Restate word for word each line of the data, starting at the one containing "Transcribe this image's" and running through the last.

(Records from a data collection)

*** Begin section ***

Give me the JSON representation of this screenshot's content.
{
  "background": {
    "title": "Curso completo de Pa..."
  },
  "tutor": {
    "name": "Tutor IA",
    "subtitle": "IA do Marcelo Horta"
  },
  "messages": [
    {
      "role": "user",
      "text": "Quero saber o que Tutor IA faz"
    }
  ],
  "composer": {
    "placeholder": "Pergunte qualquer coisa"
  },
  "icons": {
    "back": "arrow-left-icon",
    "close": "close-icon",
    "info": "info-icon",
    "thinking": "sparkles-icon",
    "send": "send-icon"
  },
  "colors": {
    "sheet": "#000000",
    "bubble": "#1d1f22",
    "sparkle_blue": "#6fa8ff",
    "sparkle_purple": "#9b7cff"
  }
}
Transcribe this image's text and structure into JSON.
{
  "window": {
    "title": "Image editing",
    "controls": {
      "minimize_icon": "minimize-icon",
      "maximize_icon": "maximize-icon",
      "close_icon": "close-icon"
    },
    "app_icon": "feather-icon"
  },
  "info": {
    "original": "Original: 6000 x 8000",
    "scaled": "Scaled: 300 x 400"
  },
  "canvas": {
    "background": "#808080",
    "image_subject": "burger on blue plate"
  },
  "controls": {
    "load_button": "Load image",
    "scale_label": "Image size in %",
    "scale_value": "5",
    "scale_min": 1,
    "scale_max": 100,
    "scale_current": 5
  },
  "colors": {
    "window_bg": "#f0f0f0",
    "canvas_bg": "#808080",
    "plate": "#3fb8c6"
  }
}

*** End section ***

Response area
Transcribe this image's text and structure into JSON.
{
  "window": {
    "title": "Image editing",
    "controls": {
      "minimize_icon": "minimize-icon",
      "maximize_icon": "maximize-icon",
      "close_icon": "close-icon"
    },
    "app_icon": "feather-icon"
  },
  "info": {
    "original": "Original: 6000 x 8000",
    "scaled": "Scaled: 300 x 400"
  },
  "canvas": {
    "background": "#808080",
    "image_subject": "burger on blue plate"
  },
  "controls": {
    "load_button": "Load image",
    "scale_label": "Image size in %",
    "scale_value": "5",
    "scale_min": 1,
    "scale_max": 100,
    "scale_current": 5
  },
  "colors": {
    "window_bg": "#f0f0f0",
    "canvas_bg": "#808080",
    "plate": "#3fb8c6"
  }
}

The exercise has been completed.